TORY business secretary Greg Clark emerged from talks in France with General Motors and PSA, the owners of Peugeot, announcing that the talks had been ‘constructive’.
This will be of little comfort to the 4,500 workers at the two remaining GM/Vauxhall plants in Luton and Ellesmere Port whose jobs are on the line with both plants facing the prospect of closure. GM is in talks with PSA for the French company to take over GM Europe’s Opel and Vauxhall plants, as the giant US company, the world’s third largest car maker, faces a continued slide into bankruptcy and is desperate to shed its least profitable parts.
After his meeting, Clark optimistically claimed: ‘I was reassured by GM’s intention, communicated to me, to build on the success of these operations rather than rationalise them.’ Unite’s general secretary, Len McCluskey, however emerged from separate talks with the employers pointing out that any guarantees issued by GM were meaningless as they would not be binding on the new French owners and that the union had received ‘no assurances’ about jobs or the future of the two UK plants.
The question that the 4,500 Vauxhall workers, plus the thirty thousand more whose jobs rely on these plants, will want answered is just what Unite intends to do to protect their jobs. The answer given by McCluskey is absolutely nothing, apart from appealing to the Tory government to help.
He said the government should make clear that it would not ‘accept a single job loss in Britain’, adding that it must secure meetings with French and German government officials or risk being ‘left on the sidelines. The French government own a considerable stake in Peugeot, and one thing’s clear, they will be arguing and fighting for French jobs.’
Car workers, and especially Vauxhall workers, have a long and bitter history of trade union betrayals. In 2001, the car plant in Luton was closed with the secret agreement of the leadership of the TGWU (forerunner of Unite) with the loss of thousands of jobs from a profitable plant.
The same treachery emerged when, following the complete bankruptcy of GM, saved by having their huge debts nationalised by the Obama administration in 2009, it threatened to close Ellesmere Port. Rather than fight this closure, the union forced through a scab deal of wage cuts and a raid on the workers’ pension fund involving a two-year pay freeze, followed by years where wage rises were capped at 1%, while inferior pensions were introduced for the workforce.

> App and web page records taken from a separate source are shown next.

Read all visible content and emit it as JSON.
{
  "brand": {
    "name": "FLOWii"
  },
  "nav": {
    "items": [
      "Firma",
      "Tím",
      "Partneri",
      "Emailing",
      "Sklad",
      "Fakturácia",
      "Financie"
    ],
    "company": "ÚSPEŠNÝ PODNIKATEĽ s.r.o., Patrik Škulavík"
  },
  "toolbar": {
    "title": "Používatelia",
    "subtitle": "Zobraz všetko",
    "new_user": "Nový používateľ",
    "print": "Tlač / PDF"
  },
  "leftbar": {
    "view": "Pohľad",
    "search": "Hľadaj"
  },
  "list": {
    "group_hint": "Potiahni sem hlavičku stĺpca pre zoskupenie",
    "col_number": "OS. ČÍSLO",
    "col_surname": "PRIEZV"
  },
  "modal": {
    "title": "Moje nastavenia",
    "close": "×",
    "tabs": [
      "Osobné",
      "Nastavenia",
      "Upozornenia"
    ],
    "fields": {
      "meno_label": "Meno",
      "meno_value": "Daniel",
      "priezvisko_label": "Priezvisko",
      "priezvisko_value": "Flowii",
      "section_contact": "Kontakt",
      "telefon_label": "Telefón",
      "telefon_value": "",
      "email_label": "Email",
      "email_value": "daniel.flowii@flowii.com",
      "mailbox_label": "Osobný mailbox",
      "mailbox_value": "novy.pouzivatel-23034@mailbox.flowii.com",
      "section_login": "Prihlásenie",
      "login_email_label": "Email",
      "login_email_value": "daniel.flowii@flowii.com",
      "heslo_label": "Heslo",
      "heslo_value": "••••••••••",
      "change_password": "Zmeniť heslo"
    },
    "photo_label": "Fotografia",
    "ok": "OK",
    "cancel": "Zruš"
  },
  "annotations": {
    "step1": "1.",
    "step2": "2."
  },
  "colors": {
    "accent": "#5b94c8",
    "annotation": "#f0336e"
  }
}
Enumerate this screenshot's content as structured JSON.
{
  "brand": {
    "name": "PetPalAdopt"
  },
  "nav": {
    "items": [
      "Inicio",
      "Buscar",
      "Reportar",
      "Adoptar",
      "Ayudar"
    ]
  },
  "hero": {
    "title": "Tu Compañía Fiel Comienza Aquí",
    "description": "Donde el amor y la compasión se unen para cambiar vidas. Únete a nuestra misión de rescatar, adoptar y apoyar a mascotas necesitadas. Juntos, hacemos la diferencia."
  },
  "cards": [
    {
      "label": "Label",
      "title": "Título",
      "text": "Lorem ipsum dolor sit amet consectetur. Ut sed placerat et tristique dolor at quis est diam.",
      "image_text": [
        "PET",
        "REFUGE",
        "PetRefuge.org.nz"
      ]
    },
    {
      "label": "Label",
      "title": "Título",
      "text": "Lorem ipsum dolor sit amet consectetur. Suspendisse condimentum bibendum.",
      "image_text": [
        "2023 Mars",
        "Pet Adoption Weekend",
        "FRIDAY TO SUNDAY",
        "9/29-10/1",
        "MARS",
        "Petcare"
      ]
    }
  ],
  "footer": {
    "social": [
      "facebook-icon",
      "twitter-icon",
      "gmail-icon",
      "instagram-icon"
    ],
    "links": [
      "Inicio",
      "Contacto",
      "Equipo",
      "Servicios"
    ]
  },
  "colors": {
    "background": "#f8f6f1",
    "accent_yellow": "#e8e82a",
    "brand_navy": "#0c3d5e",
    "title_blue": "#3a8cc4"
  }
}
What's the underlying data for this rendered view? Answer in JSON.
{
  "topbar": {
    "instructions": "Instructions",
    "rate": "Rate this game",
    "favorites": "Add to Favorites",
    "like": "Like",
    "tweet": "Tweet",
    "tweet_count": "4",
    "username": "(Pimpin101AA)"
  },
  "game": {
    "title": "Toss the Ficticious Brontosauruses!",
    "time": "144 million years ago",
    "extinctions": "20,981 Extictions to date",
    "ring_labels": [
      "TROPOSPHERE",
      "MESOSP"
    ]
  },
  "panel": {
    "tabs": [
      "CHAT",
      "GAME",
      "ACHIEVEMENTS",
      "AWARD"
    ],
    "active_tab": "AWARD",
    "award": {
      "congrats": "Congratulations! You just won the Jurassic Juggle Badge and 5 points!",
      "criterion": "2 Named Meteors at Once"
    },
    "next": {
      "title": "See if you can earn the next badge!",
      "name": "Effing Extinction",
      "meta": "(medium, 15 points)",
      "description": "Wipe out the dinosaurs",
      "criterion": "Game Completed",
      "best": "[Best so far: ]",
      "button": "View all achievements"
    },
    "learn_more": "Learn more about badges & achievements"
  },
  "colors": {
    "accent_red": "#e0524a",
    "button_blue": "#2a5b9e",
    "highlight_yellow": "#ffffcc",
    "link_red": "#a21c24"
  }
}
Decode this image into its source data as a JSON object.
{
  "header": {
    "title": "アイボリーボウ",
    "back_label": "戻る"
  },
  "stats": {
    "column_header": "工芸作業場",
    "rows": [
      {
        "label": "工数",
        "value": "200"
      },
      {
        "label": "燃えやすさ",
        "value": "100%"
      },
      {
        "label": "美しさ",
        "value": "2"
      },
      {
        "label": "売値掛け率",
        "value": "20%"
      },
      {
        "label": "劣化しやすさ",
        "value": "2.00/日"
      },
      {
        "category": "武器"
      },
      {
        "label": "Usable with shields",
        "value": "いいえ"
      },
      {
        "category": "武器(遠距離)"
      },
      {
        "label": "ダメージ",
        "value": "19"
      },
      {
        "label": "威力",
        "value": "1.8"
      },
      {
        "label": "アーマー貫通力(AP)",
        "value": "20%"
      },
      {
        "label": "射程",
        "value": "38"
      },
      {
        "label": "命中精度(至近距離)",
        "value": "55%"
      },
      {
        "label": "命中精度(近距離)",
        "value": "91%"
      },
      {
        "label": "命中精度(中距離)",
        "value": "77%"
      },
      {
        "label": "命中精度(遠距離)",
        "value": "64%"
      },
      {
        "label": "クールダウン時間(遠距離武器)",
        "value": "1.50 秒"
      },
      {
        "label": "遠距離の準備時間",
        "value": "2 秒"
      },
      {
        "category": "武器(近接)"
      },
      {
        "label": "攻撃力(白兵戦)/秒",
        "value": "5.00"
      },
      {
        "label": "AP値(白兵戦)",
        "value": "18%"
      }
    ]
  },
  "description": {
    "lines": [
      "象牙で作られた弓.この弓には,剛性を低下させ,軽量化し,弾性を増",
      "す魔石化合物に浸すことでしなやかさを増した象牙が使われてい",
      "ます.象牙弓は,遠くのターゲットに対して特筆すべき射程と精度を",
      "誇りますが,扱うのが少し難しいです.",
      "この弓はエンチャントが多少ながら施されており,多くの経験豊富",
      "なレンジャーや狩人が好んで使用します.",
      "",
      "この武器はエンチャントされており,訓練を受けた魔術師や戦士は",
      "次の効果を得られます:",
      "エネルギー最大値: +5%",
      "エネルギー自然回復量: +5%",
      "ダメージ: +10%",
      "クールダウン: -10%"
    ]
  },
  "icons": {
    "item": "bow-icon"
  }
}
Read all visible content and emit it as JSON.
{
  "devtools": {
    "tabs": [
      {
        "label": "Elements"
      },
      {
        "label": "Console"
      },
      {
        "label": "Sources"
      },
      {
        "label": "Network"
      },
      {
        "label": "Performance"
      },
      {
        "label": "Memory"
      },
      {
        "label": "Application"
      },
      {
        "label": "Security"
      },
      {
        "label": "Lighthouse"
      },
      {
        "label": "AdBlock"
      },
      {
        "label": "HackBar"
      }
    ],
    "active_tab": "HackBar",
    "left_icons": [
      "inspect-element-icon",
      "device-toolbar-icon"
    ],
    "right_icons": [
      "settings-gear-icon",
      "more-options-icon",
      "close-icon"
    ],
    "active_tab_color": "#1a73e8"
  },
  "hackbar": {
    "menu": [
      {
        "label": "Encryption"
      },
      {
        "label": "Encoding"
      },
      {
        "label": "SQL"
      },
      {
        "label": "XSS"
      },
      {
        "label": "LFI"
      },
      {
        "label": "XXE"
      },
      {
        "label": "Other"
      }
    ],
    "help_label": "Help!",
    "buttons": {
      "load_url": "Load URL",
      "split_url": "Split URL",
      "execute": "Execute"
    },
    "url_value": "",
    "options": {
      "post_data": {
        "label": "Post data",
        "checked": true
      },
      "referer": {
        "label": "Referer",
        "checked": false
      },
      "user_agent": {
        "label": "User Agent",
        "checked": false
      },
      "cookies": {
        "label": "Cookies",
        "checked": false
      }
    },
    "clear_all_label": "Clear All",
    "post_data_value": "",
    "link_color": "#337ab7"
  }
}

Workers at Ellesmere Port also had to accept speed-up and cuts to holiday entitlement to bail GM out, while the company received over £270 million in grants from the taxpayer. All these deals – none of which guaranteed any long-term future for car production above a couple of years – were negotiated and pushed through by the union leadership which claimed that the only way to save jobs was by accepting cuts and redundancies.
Having milked the workforce and taxpayer dry, GM is cutting out, flogging Vauxhall and Opel to PSA who will undoubtedly close the factories, having stripped them of their assets and taken over their valuable outlet facilities. The lessons of these bitter betrayals are clear: no job can be ‘saved’ by conceding pay and conditions to an employer. Likewise, appeals to the Tories to somehow negotiate keeping jobs are a useless and dangerous diversion.
Car workers in Britain and across Europe have been living under the constant threat to their jobs from an industry that has been driven to its knees by the capitalist crisis and which can only survive by dumping this crisis on the backs of the working class.
The only way to respond to this threat is to occupy all Vauxhall plants immediately as part of a mass campaign to nationalise the car industry under the control of the working class.
Workers must demand that occupations be supported by forcing the TUC to call a general strike to bring down the Tories and go forward to a workers government that will carry out a programme of nationalisation of all industry and the banks as part of a planned socialist economy.